Stored dataset items
§ §
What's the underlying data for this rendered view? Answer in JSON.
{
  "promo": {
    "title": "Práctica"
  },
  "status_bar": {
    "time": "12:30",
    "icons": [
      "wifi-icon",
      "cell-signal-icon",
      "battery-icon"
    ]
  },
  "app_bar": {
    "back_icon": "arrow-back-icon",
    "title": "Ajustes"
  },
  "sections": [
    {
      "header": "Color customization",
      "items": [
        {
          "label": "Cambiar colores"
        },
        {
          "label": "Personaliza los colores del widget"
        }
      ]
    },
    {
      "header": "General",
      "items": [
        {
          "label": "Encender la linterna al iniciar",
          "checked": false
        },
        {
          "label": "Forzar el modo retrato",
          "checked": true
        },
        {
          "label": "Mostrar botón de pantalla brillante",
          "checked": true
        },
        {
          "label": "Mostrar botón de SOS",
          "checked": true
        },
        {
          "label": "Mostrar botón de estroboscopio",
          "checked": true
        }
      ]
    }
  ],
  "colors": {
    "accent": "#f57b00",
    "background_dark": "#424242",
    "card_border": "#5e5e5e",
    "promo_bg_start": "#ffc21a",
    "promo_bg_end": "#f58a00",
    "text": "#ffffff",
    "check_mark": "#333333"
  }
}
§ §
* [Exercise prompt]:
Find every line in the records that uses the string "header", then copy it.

* [Result of the exercise]:
      "header": "Color customization",
      "header": "General",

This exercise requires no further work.